(SOURCE RECORDS Opens)
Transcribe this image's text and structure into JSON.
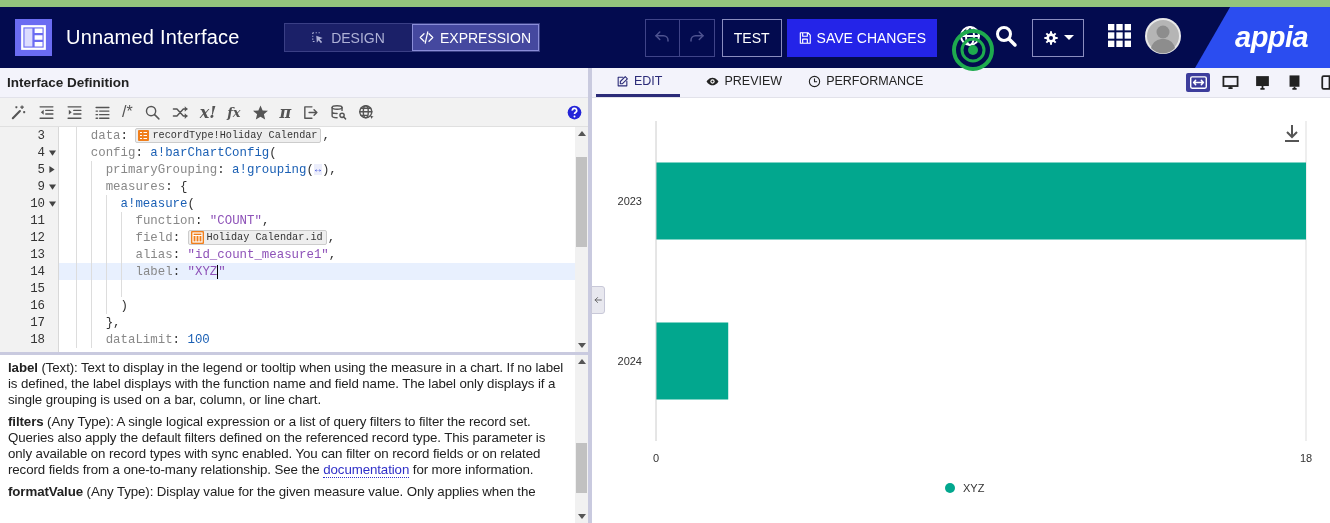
{
  "header": {
    "title": "Unnamed Interface",
    "mode_tabs": [
      {
        "label": "DESIGN",
        "selected": false
      },
      {
        "label": "EXPRESSION",
        "selected": true
      }
    ],
    "history_buttons": [
      {
        "disabled": true
      },
      {
        "disabled": true
      }
    ],
    "test_button": "TEST",
    "save_button": "SAVE CHANGES",
    "brand": "appia"
  },
  "editor": {
    "title": "Interface Definition",
    "toolbar": [
      {
        "kind": "icon"
      },
      {
        "kind": "icon"
      },
      {
        "kind": "icon"
      },
      {
        "kind": "icon"
      },
      {
        "kind": "glyph",
        "text": "/*"
      },
      {
        "kind": "icon"
      },
      {
        "kind": "icon"
      },
      {
        "kind": "glyph",
        "text": "x!"
      },
      {
        "kind": "glyph",
        "text": "fx"
      },
      {
        "kind": "icon"
      },
      {
        "kind": "glyph",
        "text": "π"
      },
      {
        "kind": "icon"
      },
      {
        "kind": "icon"
      },
      {
        "kind": "icon"
      }
    ],
    "code_lines": [
      {
        "number": "3",
        "segments": [
          {
            "kind": "key",
            "text": "data"
          },
          {
            "kind": "punct",
            "text": ": "
          },
          {
            "kind": "record_chip",
            "text": "recordType!Holiday Calendar"
          },
          {
            "kind": "punct",
            "text": ","
          }
        ]
      },
      {
        "number": "4",
        "expanded": true,
        "segments": [
          {
            "kind": "key",
            "text": "config"
          },
          {
            "kind": "punct",
            "text": ": "
          },
          {
            "kind": "func",
            "text": "a!barChartConfig"
          },
          {
            "kind": "punct",
            "text": "("
          }
        ],
        "children": [
          {
            "number": "5",
            "expanded": false,
            "segments": [
              {
                "kind": "key",
                "text": "primaryGrouping"
              },
              {
                "kind": "punct",
                "text": ": "
              },
              {
                "kind": "func",
                "text": "a!grouping"
              },
              {
                "kind": "punct",
                "text": "("
              },
              {
                "kind": "folded",
                "text": "↔"
              },
              {
                "kind": "punct",
                "text": "),"
              }
            ]
          },
          {
            "number": "9",
            "expanded": true,
            "segments": [
              {
                "kind": "key",
                "text": "measures"
              },
              {
                "kind": "punct",
                "text": ": {"
              }
            ],
            "children": [
              {
                "number": "10",
                "expanded": true,
                "segments": [
                  {
                    "kind": "func",
                    "text": "a!measure"
                  },
                  {
                    "kind": "punct",
                    "text": "("
                  }
                ],
                "children": [
                  {
                    "number": "11",
                    "segments": [
                      {
                        "kind": "key",
                        "text": "function"
                      },
                      {
                        "kind": "punct",
                        "text": ": "
                      },
                      {
                        "kind": "string",
                        "text": "\"COUNT\""
                      },
                      {
                        "kind": "punct",
                        "text": ","
                      }
                    ]
                  },
                  {
                    "number": "12",
                    "segments": [
                      {
                        "kind": "key",
                        "text": "field"
                      },
                      {
                        "kind": "punct",
                        "text": ": "
                      },
                      {
                        "kind": "field_chip",
                        "text": "Holiday Calendar.id"
                      },
                      {
                        "kind": "punct",
                        "text": ","
                      }
                    ]
                  },
                  {
                    "number": "13",
                    "segments": [
                      {
                        "kind": "key",
                        "text": "alias"
                      },
                      {
                        "kind": "punct",
                        "text": ": "
                      },
                      {
                        "kind": "string",
                        "text": "\"id_count_measure1\""
                      },
                      {
                        "kind": "punct",
                        "text": ","
                      }
                    ]
                  },
                  {
                    "number": "14",
                    "current": true,
                    "segments": [
                      {
                        "kind": "key",
                        "text": "label"
                      },
                      {
                        "kind": "punct",
                        "text": ": "
                      },
                      {
                        "kind": "string",
                        "text": "\"XYZ"
                      },
                      {
                        "kind": "caret"
                      },
                      {
                        "kind": "string",
                        "text": "\""
                      }
                    ]
                  },
                  {
                    "number": "15"
                  }
                ]
              },
              {
                "number": "16",
                "segments": [
                  {
                    "kind": "punct",
                    "text": ")"
                  }
                ]
              }
            ]
          },
          {
            "number": "17",
            "segments": [
              {
                "kind": "punct",
                "text": "},"
              }
            ]
          },
          {
            "number": "18",
            "segments": [
              {
                "kind": "key",
                "text": "dataLimit"
              },
              {
                "kind": "punct",
                "text": ": "
              },
              {
                "kind": "number",
                "text": "100"
              }
            ]
          }
        ]
      }
    ],
    "docs": [
      {
        "before": "**label** (Text): Text to display in the legend or tooltip when using the measure in a chart. If no label is defined, the label displays with the function name and field name. The label only displays if a single grouping is used on a bar, column, or line chart."
      },
      {
        "before": "**filters** (Any Type): A single logical expression or a list of query filters to filter the record set. Queries also apply the default filters defined on the referenced record type. This parameter is only available on record types with sync enabled. You can filter on record fields or on related record fields from a one-to-many relationship. See the ",
        "link": "documentation",
        "after": " for more information."
      },
      {
        "before": "**formatValue** (Any Type): Display value for the given measure value. Only applies when the"
      }
    ]
  },
  "preview": {
    "tabs": [
      {
        "label": "EDIT",
        "selected": true
      },
      {
        "label": "PREVIEW",
        "selected": false
      },
      {
        "label": "PERFORMANCE",
        "selected": false
      }
    ],
    "device_buttons": [
      {
        "selected": true
      },
      {
        "selected": false
      },
      {
        "selected": false
      },
      {
        "selected": false
      },
      {
        "selected": false
      }
    ],
    "chart_data": {
      "type": "bar",
      "orientation": "horizontal",
      "categories": [
        "2023",
        "2024"
      ],
      "series": [
        {
          "name": "XYZ",
          "color": "#02a78e",
          "values": [
            18,
            2
          ]
        }
      ],
      "xlim": [
        0,
        18
      ],
      "xticks": [
        0,
        18
      ]
    }
  }
}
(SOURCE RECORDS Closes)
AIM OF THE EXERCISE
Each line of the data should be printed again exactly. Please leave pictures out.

RESULT OF THE EXERCISE
Transcribe this image's text and structure into JSON.
{
  "header": {
    "title": "Unnamed Interface",
    "mode_tabs": [
      {
        "label": "DESIGN",
        "selected": false
      },
      {
        "label": "EXPRESSION",
        "selected": true
      }
    ],
    "history_buttons": [
      {
        "disabled": true
      },
      {
        "disabled": true
      }
    ],
    "test_button": "TEST",
    "save_button": "SAVE CHANGES",
    "brand": "appia"
  },
  "editor": {
    "title": "Interface Definition",
    "toolbar": [
      {
        "kind": "icon"
      },
      {
        "kind": "icon"
      },
      {
        "kind": "icon"
      },
      {
        "kind": "icon"
      },
      {
        "kind": "glyph",
        "text": "/*"
      },
      {
        "kind": "icon"
      },
      {
        "kind": "icon"
      },
      {
        "kind": "glyph",
        "text": "x!"
      },
      {
        "kind": "glyph",
        "text": "fx"
      },
      {
        "kind": "icon"
      },
      {
        "kind": "glyph",
        "text": "π"
      },
      {
        "kind": "icon"
      },
      {
        "kind": "icon"
      },
      {
        "kind": "icon"
      }
    ],
    "code_lines": [
      {
        "number": "3",
        "segments": [
          {
            "kind": "key",
            "text": "data"
          },
          {
            "kind": "punct",
            "text": ": "
          },
          {
            "kind": "record_chip",
            "text": "recordType!Holiday Calendar"
          },
          {
            "kind": "punct",
            "text": ","
          }
        ]
      },
      {
        "number": "4",
        "expanded": true,
        "segments": [
          {
            "kind": "key",
            "text": "config"
          },
          {
            "kind": "punct",
            "text": ": "
          },
          {
            "kind": "func",
            "text": "a!barChartConfig"
          },
          {
            "kind": "punct",
            "text": "("
          }
        ],
        "children": [
          {
            "number": "5",
            "expanded": false,
            "segments": [
              {
                "kind": "key",
                "text": "primaryGrouping"
              },
              {
                "kind": "punct",
                "text": ": "
              },
              {
                "kind": "func",
                "text": "a!grouping"
              },
              {
                "kind": "punct",
                "text": "("
              },
              {
                "kind": "folded",
                "text": "↔"
              },
              {
                "kind": "punct",
                "text": "),"
              }
            ]
          },
          {
            "number": "9",
            "expanded": true,
            "segments": [
              {
                "kind": "key",
                "text": "measures"
              },
              {
                "kind": "punct",
                "text": ": {"
              }
            ],
            "children": [
              {
                "number": "10",
                "expanded": true,
                "segments": [
                  {
                    "kind": "func",
                    "text": "a!measure"
                  },
                  {
                    "kind": "punct",
                    "text": "("
                  }
                ],
                "children": [
                  {
                    "number": "11",
                    "segments": [
                      {
                        "kind": "key",
                        "text": "function"
                      },
                      {
                        "kind": "punct",
                        "text": ": "
                      },
                      {
                        "kind": "string",
                        "text": "\"COUNT\""
                      },
                      {
                        "kind": "punct",
                        "text": ","
                      }
                    ]
                  },
                  {
                    "number": "12",
                    "segments": [
                      {
                        "kind": "key",
                        "text": "field"
                      },
                      {
                        "kind": "punct",
                        "text": ": "
                      },
                      {
                        "kind": "field_chip",
                        "text": "Holiday Calendar.id"
                      },
                      {
                        "kind": "punct",
                        "text": ","
                      }
                    ]
                  },
                  {
                    "number": "13",
                    "segments": [
                      {
                        "kind": "key",
                        "text": "alias"
                      },
                      {
                        "kind": "punct",
                        "text": ": "
                      },
                      {
                        "kind": "string",
                        "text": "\"id_count_measure1\""
                      },
                      {
                        "kind": "punct",
                        "text": ","
                      }
                    ]
                  },
                  {
                    "number": "14",
                    "current": true,
                    "segments": [
                      {
                        "kind": "key",
                        "text": "label"
                      },
                      {
                        "kind": "punct",
                        "text": ": "
                      },
                      {
                        "kind": "string",
                        "text": "\"XYZ"
                      },
                      {
                        "kind": "caret"
                      },
                      {
                        "kind": "string",
                        "text": "\""
                      }
                    ]
                  },
                  {
                    "number": "15"
                  }
                ]
              },
              {
                "number": "16",
                "segments": [
                  {
                    "kind": "punct",
                    "text": ")"
                  }
                ]
              }
            ]
          },
          {
            "number": "17",
            "segments": [
              {
                "kind": "punct",
                "text": "},"
              }
            ]
          },
          {
            "number": "18",
            "segments": [
              {
                "kind": "key",
                "text": "dataLimit"
              },
              {
                "kind": "punct",
                "text": ": "
              },
              {
                "kind": "number",
                "text": "100"
              }
            ]
          }
        ]
      }
    ],
    "docs": [
      {
        "before": "**label** (Text): Text to display in the legend or tooltip when using the measure in a chart. If no label is defined, the label displays with the function name and field name. The label only displays if a single grouping is used on a bar, column, or line chart."
      },
      {
        "before": "**filters** (Any Type): A single logical expression or a list of query filters to filter the record set. Queries also apply the default filters defined on the referenced record type. This parameter is only available on record types with sync enabled. You can filter on record fields or on related record fields from a one-to-many relationship. See the ",
        "link": "documentation",
        "after": " for more information."
      },
      {
        "before": "**formatValue** (Any Type): Display value for the given measure value. Only applies when the"
      }
    ]
  },
  "preview": {
    "tabs": [
      {
        "label": "EDIT",
        "selected": true
      },
      {
        "label": "PREVIEW",
        "selected": false
      },
      {
        "label": "PERFORMANCE",
        "selected": false
      }
    ],
    "device_buttons": [
      {
        "selected": true
      },
      {
        "selected": false
      },
      {
        "selected": false
      },
      {
        "selected": false
      },
      {
        "selected": false
      }
    ],
    "chart_data": {
      "type": "bar",
      "orientation": "horizontal",
      "categories": [
        "2023",
        "2024"
      ],
      "series": [
        {
          "name": "XYZ",
          "color": "#02a78e",
          "values": [
            18,
            2
          ]
        }
      ],
      "xlim": [
        0,
        18
      ],
      "xticks": [
        0,
        18
      ]
    }
  }
}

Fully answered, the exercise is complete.